“It was a special moment that I seized, but the students seemed to really enjoy the project and get a lot out of it.” She also praised Kai for being so open and willing to participate as the focus of the project.  “His friendships made them really care about the project in a way that surprised me,” said Laurice.   It also fit well within this year’s 5th grade service learning curriculum.  “We visit a nursing home, and a lot of the residents are in wheelchairs.” Also, some students’ grandparents are confined to wheelchairs.  “I think this project increased students’ empathy.”

The curricular addition also crossed over into the 5th grade Humanities class where students were reading the award-winning children’s books El Deafo and Wonder, both of which deal with ability and difference.  Middle School Humanities Teacher Erin Mansur and BFS Registrar Valarie Alstoncame in as guest speakers to talk about their own experiences being hearing impaired at BFS and in the community at large.  “A mini-unit about differently abled people just emerged organically from everything that was going on,” reflected Laurice.

This year has also seen the launch of additional Affinity Groups and Identity Explorations in the Middle School, further coinciding with the timing of the Wheelchair Project.  “The Identity Explorations (IE) groups,” explained Laurice, “focus on learning about one social identifier and how it affects society, its historical context, and students’ personal connections.”

All of this jibes well with BFS’ overall mission statement.  “Community is one of the Quaker values that we try to emphasize in the Middle School. The warmth and caring that the kids have shown towards Kai in wanting him to feel included and to help him when he needs help shows how strong the sense of community is here.”  She added modestly, “I can’t really take responsibility for that though.”
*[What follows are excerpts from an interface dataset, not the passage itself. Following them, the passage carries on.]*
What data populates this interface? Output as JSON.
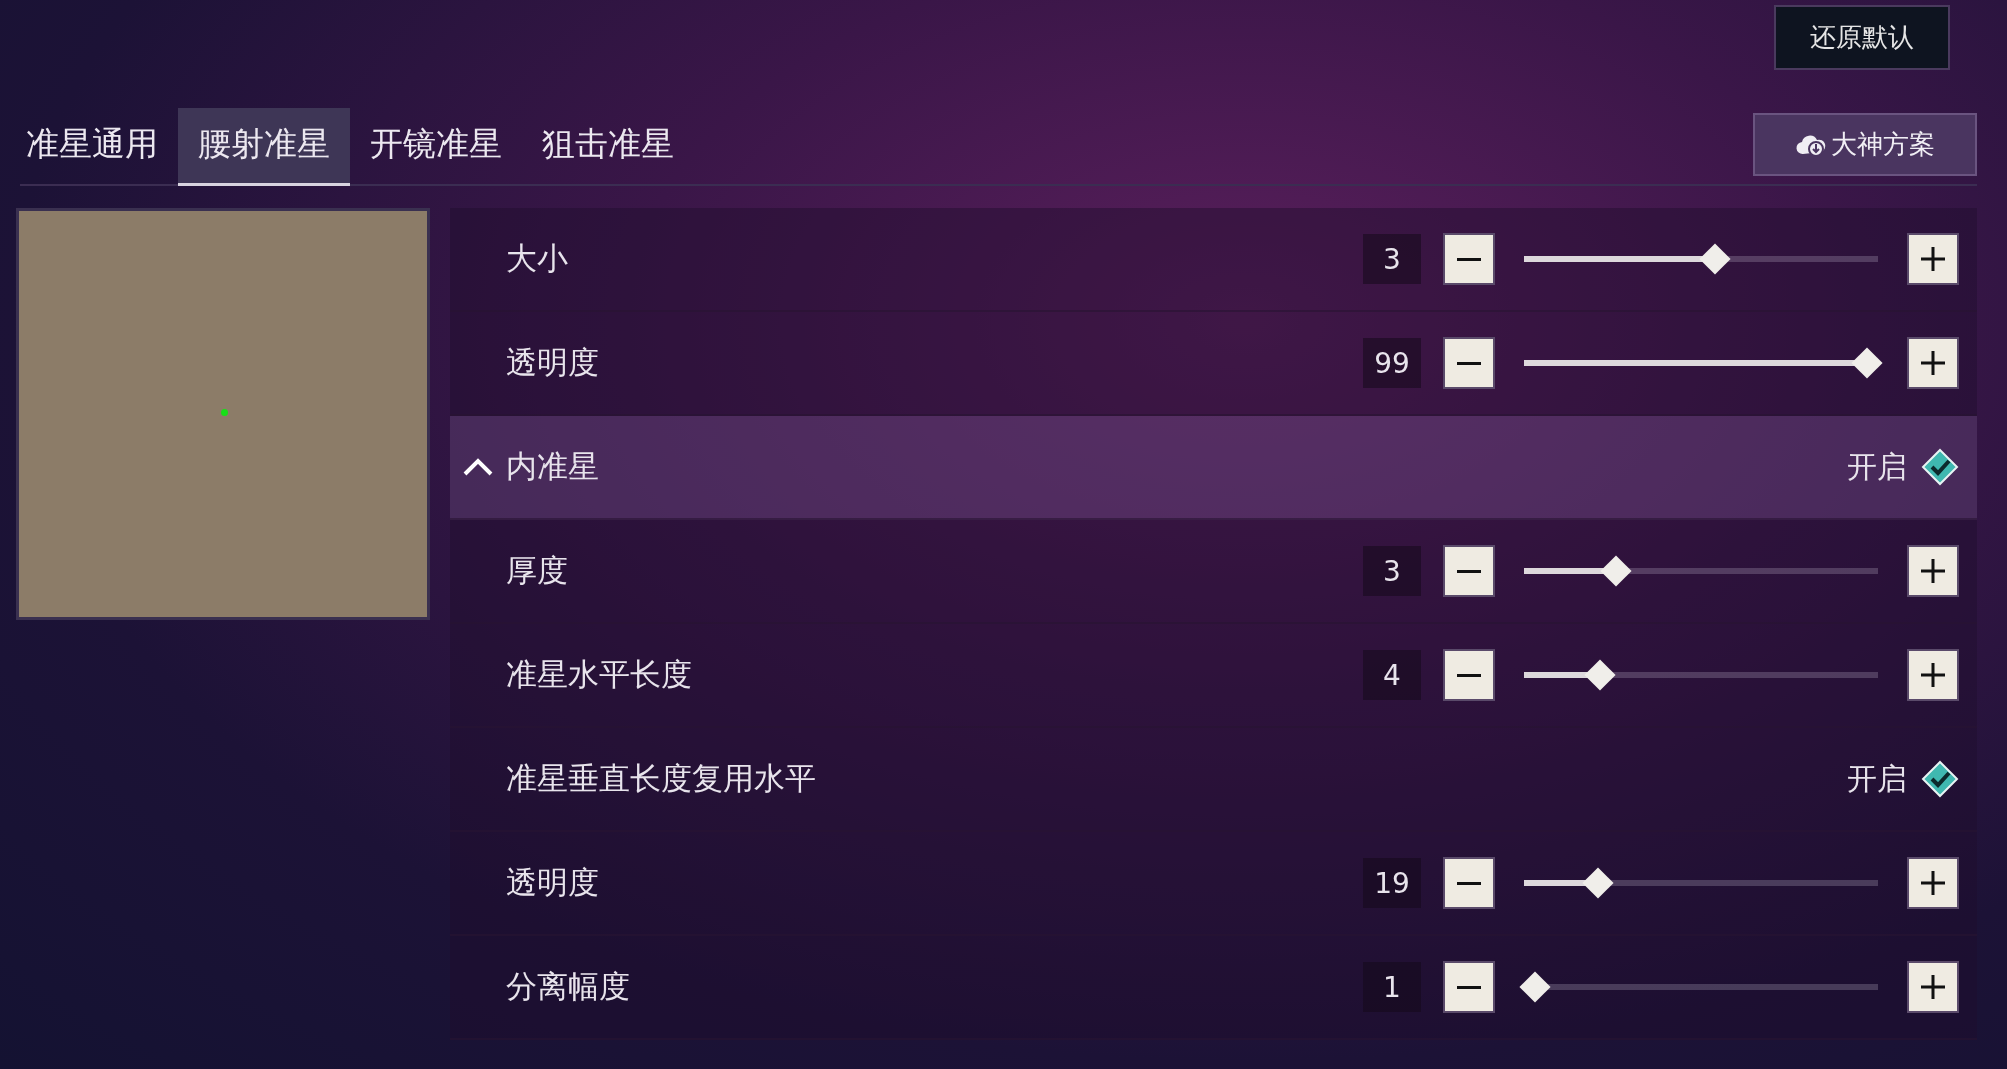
{
  "reset_button": "还原默认",
  "tabs": [
    {
      "label": "准星通用",
      "selected": false
    },
    {
      "label": "腰射准星",
      "selected": true
    },
    {
      "label": "开镜准星",
      "selected": false
    },
    {
      "label": "狙击准星",
      "selected": false
    }
  ],
  "preset_button": "大神方案",
  "rows": [
    {
      "kind": "slider",
      "label": "大小",
      "reading": "3",
      "level": 0.54
    },
    {
      "kind": "slider",
      "label": "透明度",
      "reading": "99",
      "level": 0.97
    },
    {
      "kind": "header",
      "label": "内准星",
      "expanded": true,
      "status": "开启",
      "checked": true
    },
    {
      "kind": "slider",
      "label": "厚度",
      "reading": "3",
      "level": 0.26
    },
    {
      "kind": "slider",
      "label": "准星水平长度",
      "reading": "4",
      "level": 0.215
    },
    {
      "kind": "toggle",
      "label": "准星垂直长度复用水平",
      "status": "开启",
      "checked": true
    },
    {
      "kind": "slider",
      "label": "透明度",
      "reading": "19",
      "level": 0.21
    },
    {
      "kind": "slider",
      "label": "分离幅度",
      "reading": "1",
      "level": 0.03
    }
  ]
}
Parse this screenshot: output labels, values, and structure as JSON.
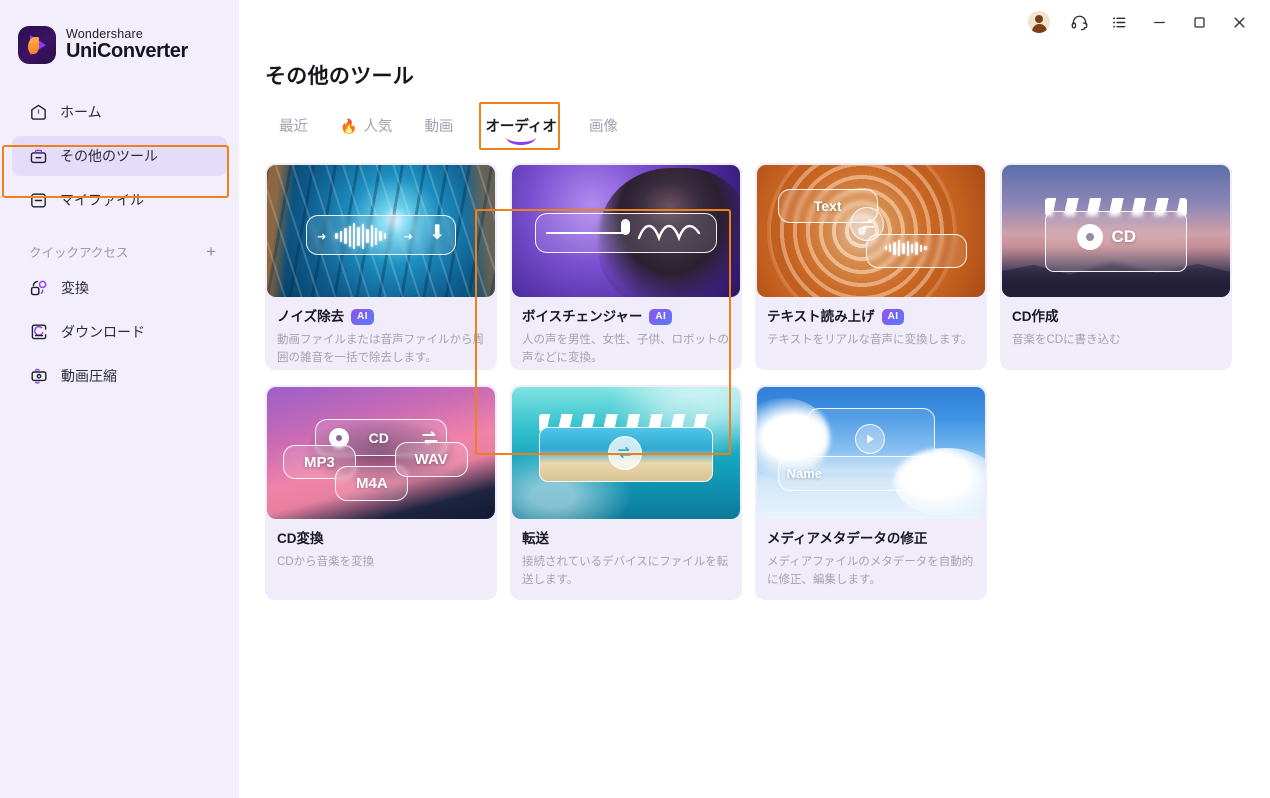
{
  "app": {
    "brand_top": "Wondershare",
    "brand_bottom": "UniConverter"
  },
  "titlebar": {
    "account_icon": "avatar-icon",
    "support_icon": "headset-icon",
    "menu_icon": "list-menu-icon",
    "minimize_icon": "minimize-icon",
    "maximize_icon": "maximize-icon",
    "close_icon": "close-icon"
  },
  "sidebar": {
    "items": [
      {
        "label": "ホーム",
        "icon": "home-icon",
        "active": false
      },
      {
        "label": "その他のツール",
        "icon": "toolbox-icon",
        "active": true
      },
      {
        "label": "マイファイル",
        "icon": "my-files-icon",
        "active": false
      }
    ],
    "quick_access": {
      "title": "クイックアクセス",
      "add_label": "+",
      "items": [
        {
          "label": "変換",
          "icon": "convert-icon"
        },
        {
          "label": "ダウンロード",
          "icon": "download-icon"
        },
        {
          "label": "動画圧縮",
          "icon": "video-compress-icon"
        }
      ]
    }
  },
  "main": {
    "page_title": "その他のツール",
    "tabs": [
      {
        "label": "最近",
        "icon": null,
        "active": false
      },
      {
        "label": "人気",
        "icon": "fire-emoji",
        "glyph": "🔥",
        "active": false
      },
      {
        "label": "動画",
        "icon": null,
        "active": false
      },
      {
        "label": "オーディオ",
        "icon": null,
        "active": true
      },
      {
        "label": "画像",
        "icon": null,
        "active": false
      }
    ],
    "cards": [
      {
        "title": "ノイズ除去",
        "badge": "AI",
        "desc": "動画ファイルまたは音声ファイルから周囲の雑音を一括で除去します。",
        "art": "art-noise",
        "row": 1
      },
      {
        "title": "ボイスチェンジャー",
        "badge": "AI",
        "desc": "人の声を男性、女性、子供、ロボットの声などに変換。",
        "art": "art-voice",
        "row": 1
      },
      {
        "title": "テキスト読み上げ",
        "badge": "AI",
        "desc": "テキストをリアルな音声に変換します。",
        "art": "art-tts",
        "overlay_text": "Text",
        "row": 1
      },
      {
        "title": "CD作成",
        "badge": null,
        "desc": "音楽をCDに書き込む",
        "art": "art-cd",
        "overlay_text": "CD",
        "row": 1
      },
      {
        "title": "CD変換",
        "badge": null,
        "desc": "CDから音楽を変換",
        "art": "art-cdconv",
        "overlay_text": "CD",
        "formats": [
          "MP3",
          "M4A",
          "WAV"
        ],
        "row": 2
      },
      {
        "title": "転送",
        "badge": null,
        "desc": "接続されているデバイスにファイルを転送します。",
        "art": "art-beach",
        "row": 2,
        "highlighted": true
      },
      {
        "title": "メディアメタデータの修正",
        "badge": null,
        "desc": "メディアファイルのメタデータを自動的に修正、編集します。",
        "art": "art-sky",
        "overlay_text": "Name",
        "row": 2
      }
    ]
  },
  "annotations": {
    "accent_color": "#f08019",
    "highlights": [
      "sidebar-item-その他のツール",
      "tab-オーディオ",
      "card-転送"
    ]
  }
}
POSTSCRIPT: Kai returned to school after spring break without having to use a wheelchair. He continues in his recovery and we wish him all the best.